*The task*. Exact copies of all the records are to be output.

::: Data for review :::

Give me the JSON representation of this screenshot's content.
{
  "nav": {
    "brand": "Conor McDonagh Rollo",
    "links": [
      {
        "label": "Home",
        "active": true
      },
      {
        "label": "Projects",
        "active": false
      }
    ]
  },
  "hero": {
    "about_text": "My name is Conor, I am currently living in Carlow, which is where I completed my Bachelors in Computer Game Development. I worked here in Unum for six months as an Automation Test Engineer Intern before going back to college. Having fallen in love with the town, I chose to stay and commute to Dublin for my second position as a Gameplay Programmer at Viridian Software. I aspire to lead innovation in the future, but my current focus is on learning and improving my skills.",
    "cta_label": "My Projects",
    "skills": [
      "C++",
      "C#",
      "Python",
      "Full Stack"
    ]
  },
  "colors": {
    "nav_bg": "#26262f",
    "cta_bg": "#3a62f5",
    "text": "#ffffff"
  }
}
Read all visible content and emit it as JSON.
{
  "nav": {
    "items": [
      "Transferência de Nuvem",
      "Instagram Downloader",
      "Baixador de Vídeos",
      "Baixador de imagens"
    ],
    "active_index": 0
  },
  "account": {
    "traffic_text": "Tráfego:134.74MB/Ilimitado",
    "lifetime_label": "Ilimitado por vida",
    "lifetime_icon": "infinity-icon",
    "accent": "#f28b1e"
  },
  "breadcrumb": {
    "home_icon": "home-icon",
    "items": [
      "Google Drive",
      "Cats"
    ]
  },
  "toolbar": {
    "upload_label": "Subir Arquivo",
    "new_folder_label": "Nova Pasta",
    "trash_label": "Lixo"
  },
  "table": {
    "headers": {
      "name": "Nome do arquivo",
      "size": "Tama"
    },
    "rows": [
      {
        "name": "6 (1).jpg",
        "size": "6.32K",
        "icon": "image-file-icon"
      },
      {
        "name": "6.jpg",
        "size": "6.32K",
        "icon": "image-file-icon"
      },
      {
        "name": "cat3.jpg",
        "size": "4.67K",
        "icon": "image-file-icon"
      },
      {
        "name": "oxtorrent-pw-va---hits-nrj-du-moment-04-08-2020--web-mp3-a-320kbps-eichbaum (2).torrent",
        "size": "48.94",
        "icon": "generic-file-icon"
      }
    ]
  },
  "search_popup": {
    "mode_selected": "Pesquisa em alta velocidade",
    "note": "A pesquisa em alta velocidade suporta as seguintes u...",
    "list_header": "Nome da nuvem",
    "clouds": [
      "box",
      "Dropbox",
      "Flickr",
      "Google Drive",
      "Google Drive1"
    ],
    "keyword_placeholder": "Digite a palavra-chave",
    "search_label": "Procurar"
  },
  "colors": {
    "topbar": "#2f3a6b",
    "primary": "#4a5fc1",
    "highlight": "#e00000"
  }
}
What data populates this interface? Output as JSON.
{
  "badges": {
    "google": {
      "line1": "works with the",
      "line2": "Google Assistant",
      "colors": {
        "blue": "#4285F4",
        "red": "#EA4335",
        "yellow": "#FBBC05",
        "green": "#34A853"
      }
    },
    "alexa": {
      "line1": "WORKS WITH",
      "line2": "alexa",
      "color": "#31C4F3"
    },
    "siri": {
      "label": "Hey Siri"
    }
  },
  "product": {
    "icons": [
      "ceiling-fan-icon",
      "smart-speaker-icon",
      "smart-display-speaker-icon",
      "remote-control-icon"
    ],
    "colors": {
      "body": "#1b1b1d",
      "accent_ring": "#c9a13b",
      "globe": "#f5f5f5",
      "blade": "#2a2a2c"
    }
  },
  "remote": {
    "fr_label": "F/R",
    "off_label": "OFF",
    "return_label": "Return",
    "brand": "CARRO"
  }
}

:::

*Exercise solution*.
Give me the JSON representation of this screenshot's content.
{
  "nav": {
    "brand": "Conor McDonagh Rollo",
    "links": [
      {
        "label": "Home",
        "active": true
      },
      {
        "label": "Projects",
        "active": false
      }
    ]
  },
  "hero": {
    "about_text": "My name is Conor, I am currently living in Carlow, which is where I completed my Bachelors in Computer Game Development. I worked here in Unum for six months as an Automation Test Engineer Intern before going back to college. Having fallen in love with the town, I chose to stay and commute to Dublin for my second position as a Gameplay Programmer at Viridian Software. I aspire to lead innovation in the future, but my current focus is on learning and improving my skills.",
    "cta_label": "My Projects",
    "skills": [
      "C++",
      "C#",
      "Python",
      "Full Stack"
    ]
  },
  "colors": {
    "nav_bg": "#26262f",
    "cta_bg": "#3a62f5",
    "text": "#ffffff"
  }
}
Read all visible content and emit it as JSON.
{
  "nav": {
    "items": [
      "Transferência de Nuvem",
      "Instagram Downloader",
      "Baixador de Vídeos",
      "Baixador de imagens"
    ],
    "active_index": 0
  },
  "account": {
    "traffic_text": "Tráfego:134.74MB/Ilimitado",
    "lifetime_label": "Ilimitado por vida",
    "lifetime_icon": "infinity-icon",
    "accent": "#f28b1e"
  },
  "breadcrumb": {
    "home_icon": "home-icon",
    "items": [
      "Google Drive",
      "Cats"
    ]
  },
  "toolbar": {
    "upload_label": "Subir Arquivo",
    "new_folder_label": "Nova Pasta",
    "trash_label": "Lixo"
  },
  "table": {
    "headers": {
      "name": "Nome do arquivo",
      "size": "Tama"
    },
    "rows": [
      {
        "name": "6 (1).jpg",
        "size": "6.32K",
        "icon": "image-file-icon"
      },
      {
        "name": "6.jpg",
        "size": "6.32K",
        "icon": "image-file-icon"
      },
      {
        "name": "cat3.jpg",
        "size": "4.67K",
        "icon": "image-file-icon"
      },
      {
        "name": "oxtorrent-pw-va---hits-nrj-du-moment-04-08-2020--web-mp3-a-320kbps-eichbaum (2).torrent",
        "size": "48.94",
        "icon": "generic-file-icon"
      }
    ]
  },
  "search_popup": {
    "mode_selected": "Pesquisa em alta velocidade",
    "note": "A pesquisa em alta velocidade suporta as seguintes u...",
    "list_header": "Nome da nuvem",
    "clouds": [
      "box",
      "Dropbox",
      "Flickr",
      "Google Drive",
      "Google Drive1"
    ],
    "keyword_placeholder": "Digite a palavra-chave",
    "search_label": "Procurar"
  },
  "colors": {
    "topbar": "#2f3a6b",
    "primary": "#4a5fc1",
    "highlight": "#e00000"
  }
}
What data populates this interface? Output as JSON.
{
  "badges": {
    "google": {
      "line1": "works with the",
      "line2": "Google Assistant",
      "colors": {
        "blue": "#4285F4",
        "red": "#EA4335",
        "yellow": "#FBBC05",
        "green": "#34A853"
      }
    },
    "alexa": {
      "line1": "WORKS WITH",
      "line2": "alexa",
      "color": "#31C4F3"
    },
    "siri": {
      "label": "Hey Siri"
    }
  },
  "product": {
    "icons": [
      "ceiling-fan-icon",
      "smart-speaker-icon",
      "smart-display-speaker-icon",
      "remote-control-icon"
    ],
    "colors": {
      "body": "#1b1b1d",
      "accent_ring": "#c9a13b",
      "globe": "#f5f5f5",
      "blade": "#2a2a2c"
    }
  },
  "remote": {
    "fr_label": "F/R",
    "off_label": "OFF",
    "return_label": "Return",
    "brand": "CARRO"
  }
}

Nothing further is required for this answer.